The problem of intense polarization in politics -and in society more generally- has been on the spotlight for several months now. In the past couple of weeks, we’ve been bombarded by headlines, arguments, and op-eds that show the extent to which this polarization is impacting something that should not –at least in principle- be a matter of partisanship: The provision of healthcare for the American people. How did we get here? This month the web round-up focuses on some attempts at answering this question in various online outlets.
To begin with, there seems to be very different understandings of health along party lines, either as a right or as a commodity. One side understands health care similar to a right, arguing for equity in access to health care based on the idea of a societal obligation towards those who can’t afford access to health care, arguing that health care access represents a way to provide equal opportunities to everyone. The other side sees health care as a commodity, something that each person can freely decide whether to acquire or not. Also, this argument goes, the government should and could not pick up the bill when it comes to cover health care for all. That, the right argues, would be a government overstep with no constitutional basis.
Things are further complicated by identity politics, which is one of the most complex issues to deal with in relation to political polarization. Because the discussion becomes about who you are, and things are framed in an “us vs.

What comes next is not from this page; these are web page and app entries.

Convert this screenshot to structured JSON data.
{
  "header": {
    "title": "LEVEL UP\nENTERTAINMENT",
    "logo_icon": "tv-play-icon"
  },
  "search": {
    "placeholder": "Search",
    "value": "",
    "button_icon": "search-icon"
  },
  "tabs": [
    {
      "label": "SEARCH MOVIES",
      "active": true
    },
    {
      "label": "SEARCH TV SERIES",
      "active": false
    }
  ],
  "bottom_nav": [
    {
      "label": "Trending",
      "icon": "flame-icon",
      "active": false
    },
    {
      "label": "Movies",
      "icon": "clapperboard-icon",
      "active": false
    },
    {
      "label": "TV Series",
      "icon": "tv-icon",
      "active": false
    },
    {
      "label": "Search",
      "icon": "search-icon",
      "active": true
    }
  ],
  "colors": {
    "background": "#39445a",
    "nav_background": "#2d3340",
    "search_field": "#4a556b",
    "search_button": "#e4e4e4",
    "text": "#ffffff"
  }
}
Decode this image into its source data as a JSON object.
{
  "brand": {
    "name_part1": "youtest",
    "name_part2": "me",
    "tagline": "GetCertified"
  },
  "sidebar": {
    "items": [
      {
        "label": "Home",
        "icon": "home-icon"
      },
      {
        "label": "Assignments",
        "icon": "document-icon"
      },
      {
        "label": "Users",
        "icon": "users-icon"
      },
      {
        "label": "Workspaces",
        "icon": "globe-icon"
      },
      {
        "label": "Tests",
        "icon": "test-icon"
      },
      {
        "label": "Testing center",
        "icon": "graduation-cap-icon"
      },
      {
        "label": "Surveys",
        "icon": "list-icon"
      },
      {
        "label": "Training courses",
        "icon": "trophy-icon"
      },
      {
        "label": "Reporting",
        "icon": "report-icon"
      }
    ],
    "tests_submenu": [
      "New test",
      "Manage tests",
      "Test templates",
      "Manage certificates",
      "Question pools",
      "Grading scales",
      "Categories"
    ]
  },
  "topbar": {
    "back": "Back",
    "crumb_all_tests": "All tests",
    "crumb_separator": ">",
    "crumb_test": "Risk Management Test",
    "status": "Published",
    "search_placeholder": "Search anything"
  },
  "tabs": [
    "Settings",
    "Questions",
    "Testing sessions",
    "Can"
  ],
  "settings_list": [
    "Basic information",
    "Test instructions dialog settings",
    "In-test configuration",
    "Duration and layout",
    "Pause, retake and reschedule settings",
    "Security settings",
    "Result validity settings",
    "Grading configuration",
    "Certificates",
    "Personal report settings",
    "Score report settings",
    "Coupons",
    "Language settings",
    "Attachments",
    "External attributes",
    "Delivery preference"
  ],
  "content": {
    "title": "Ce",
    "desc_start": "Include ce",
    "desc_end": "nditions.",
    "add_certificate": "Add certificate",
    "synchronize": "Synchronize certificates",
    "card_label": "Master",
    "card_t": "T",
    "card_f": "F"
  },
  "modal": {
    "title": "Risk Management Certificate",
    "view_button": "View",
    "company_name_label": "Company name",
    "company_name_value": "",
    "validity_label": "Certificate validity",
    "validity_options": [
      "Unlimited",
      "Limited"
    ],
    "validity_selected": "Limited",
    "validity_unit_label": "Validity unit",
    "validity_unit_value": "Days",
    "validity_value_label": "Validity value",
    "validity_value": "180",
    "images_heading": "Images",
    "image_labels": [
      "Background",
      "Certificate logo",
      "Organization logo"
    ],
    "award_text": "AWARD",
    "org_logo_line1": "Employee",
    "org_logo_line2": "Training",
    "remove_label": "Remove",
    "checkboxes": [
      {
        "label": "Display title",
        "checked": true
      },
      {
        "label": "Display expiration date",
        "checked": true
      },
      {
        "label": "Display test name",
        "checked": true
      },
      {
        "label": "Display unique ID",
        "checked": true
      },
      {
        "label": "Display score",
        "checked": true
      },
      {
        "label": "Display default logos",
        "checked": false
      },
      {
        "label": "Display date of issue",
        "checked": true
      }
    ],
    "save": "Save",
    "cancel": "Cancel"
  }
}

The views, opinions and positions expressed by these authors and blogs are theirs and do not necessarily represent that of the Bioethics Research Library and Kennedy Institute of Ethics or Georgetown University.